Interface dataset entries
****************

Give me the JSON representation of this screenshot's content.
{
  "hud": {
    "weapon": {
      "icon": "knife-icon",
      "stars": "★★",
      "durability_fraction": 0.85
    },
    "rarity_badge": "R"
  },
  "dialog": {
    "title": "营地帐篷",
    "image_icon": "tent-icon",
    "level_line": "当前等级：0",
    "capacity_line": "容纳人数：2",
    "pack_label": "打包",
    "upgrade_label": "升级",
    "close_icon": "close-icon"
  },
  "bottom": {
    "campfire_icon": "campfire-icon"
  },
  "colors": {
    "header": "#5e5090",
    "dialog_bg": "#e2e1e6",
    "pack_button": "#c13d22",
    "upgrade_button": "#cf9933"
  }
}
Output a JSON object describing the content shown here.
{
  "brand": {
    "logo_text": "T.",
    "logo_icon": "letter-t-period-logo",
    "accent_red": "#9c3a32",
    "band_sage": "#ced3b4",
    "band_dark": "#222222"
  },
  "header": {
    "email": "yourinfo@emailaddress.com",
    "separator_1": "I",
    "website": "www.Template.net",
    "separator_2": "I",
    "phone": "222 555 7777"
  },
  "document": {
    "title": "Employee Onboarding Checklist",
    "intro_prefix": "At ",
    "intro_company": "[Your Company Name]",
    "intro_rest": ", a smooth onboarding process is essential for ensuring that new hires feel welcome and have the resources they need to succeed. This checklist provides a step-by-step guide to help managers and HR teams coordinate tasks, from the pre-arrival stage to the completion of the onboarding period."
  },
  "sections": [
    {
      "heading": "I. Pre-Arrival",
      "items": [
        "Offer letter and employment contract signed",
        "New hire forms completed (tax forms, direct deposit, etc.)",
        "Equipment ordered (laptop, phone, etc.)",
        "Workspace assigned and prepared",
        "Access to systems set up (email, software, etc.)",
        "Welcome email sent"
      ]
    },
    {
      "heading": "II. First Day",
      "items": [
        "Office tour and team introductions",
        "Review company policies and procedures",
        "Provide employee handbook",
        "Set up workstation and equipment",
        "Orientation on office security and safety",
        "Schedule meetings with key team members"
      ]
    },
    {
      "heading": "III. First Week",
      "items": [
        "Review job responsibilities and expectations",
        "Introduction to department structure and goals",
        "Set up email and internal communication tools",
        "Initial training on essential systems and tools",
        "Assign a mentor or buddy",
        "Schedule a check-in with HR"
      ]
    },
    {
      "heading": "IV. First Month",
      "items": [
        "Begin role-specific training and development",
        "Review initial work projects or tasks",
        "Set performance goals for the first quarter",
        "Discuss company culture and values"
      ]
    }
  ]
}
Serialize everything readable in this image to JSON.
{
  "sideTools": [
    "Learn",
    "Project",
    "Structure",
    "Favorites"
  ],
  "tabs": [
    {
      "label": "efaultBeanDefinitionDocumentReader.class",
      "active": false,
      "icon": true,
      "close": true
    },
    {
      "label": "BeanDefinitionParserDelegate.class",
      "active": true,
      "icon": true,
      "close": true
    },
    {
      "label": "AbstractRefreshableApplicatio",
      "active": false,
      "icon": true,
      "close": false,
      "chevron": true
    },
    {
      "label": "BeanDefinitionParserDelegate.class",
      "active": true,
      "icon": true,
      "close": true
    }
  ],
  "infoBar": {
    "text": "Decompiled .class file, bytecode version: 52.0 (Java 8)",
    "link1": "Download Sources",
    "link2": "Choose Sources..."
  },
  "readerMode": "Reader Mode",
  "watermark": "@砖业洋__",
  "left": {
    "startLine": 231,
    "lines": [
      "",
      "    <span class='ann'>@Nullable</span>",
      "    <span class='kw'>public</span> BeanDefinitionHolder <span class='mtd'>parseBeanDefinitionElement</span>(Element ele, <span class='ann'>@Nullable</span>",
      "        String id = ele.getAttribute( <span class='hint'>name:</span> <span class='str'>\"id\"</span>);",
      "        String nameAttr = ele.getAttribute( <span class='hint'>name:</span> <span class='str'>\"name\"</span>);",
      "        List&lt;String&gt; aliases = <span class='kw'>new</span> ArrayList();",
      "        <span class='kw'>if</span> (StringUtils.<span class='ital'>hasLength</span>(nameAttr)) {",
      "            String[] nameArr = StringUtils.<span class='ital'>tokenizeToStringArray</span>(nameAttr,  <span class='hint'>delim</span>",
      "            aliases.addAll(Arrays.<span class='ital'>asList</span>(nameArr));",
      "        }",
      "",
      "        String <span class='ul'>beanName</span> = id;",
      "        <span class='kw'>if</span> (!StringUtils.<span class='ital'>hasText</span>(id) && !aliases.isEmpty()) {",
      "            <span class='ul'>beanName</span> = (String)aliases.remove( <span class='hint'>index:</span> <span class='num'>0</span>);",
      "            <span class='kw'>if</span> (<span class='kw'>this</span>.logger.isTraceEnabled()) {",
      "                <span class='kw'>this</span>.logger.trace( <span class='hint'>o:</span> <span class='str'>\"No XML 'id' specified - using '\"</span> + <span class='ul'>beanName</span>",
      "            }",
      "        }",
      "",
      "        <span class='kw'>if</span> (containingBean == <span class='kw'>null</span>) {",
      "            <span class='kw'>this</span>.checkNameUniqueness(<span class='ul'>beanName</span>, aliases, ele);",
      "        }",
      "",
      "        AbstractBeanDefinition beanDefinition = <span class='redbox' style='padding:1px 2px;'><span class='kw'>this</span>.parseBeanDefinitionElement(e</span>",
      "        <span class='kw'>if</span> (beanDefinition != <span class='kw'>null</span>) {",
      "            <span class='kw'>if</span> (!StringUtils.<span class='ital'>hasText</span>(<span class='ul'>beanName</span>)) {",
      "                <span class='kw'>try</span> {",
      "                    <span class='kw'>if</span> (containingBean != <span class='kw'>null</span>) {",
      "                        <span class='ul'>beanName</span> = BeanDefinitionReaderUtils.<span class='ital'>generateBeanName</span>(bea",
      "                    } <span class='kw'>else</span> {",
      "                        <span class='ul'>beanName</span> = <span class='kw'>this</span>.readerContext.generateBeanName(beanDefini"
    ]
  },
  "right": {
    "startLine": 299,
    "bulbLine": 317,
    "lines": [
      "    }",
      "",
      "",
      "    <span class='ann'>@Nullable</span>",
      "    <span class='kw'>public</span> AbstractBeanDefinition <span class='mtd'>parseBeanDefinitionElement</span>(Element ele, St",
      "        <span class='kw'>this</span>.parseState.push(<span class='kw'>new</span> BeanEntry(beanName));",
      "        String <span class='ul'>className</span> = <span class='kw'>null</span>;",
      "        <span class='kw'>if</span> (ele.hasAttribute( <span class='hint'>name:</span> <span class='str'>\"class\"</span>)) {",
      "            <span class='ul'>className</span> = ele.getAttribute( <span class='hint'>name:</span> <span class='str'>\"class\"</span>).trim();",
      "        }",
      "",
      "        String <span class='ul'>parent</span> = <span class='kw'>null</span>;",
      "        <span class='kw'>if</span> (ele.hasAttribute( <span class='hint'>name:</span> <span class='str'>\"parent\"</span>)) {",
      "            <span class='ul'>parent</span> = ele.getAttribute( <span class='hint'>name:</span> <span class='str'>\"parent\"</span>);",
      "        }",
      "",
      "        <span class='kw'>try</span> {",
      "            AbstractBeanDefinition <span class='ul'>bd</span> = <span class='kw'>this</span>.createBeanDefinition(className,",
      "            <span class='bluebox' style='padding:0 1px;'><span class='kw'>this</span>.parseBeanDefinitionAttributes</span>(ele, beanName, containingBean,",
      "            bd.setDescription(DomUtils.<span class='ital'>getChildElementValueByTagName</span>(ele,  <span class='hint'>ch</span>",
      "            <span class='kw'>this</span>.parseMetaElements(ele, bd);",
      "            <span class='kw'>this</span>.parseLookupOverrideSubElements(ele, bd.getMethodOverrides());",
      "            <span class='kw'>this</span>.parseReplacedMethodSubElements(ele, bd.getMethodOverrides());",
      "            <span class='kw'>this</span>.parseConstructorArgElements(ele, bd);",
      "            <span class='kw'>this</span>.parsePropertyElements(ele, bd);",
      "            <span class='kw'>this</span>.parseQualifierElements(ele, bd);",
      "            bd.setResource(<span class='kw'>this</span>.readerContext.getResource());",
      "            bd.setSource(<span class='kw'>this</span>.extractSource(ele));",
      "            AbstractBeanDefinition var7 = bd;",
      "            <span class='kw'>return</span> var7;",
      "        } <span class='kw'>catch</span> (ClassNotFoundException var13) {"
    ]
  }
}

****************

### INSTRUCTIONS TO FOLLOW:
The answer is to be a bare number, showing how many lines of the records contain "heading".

### ANSWER SECTION:
4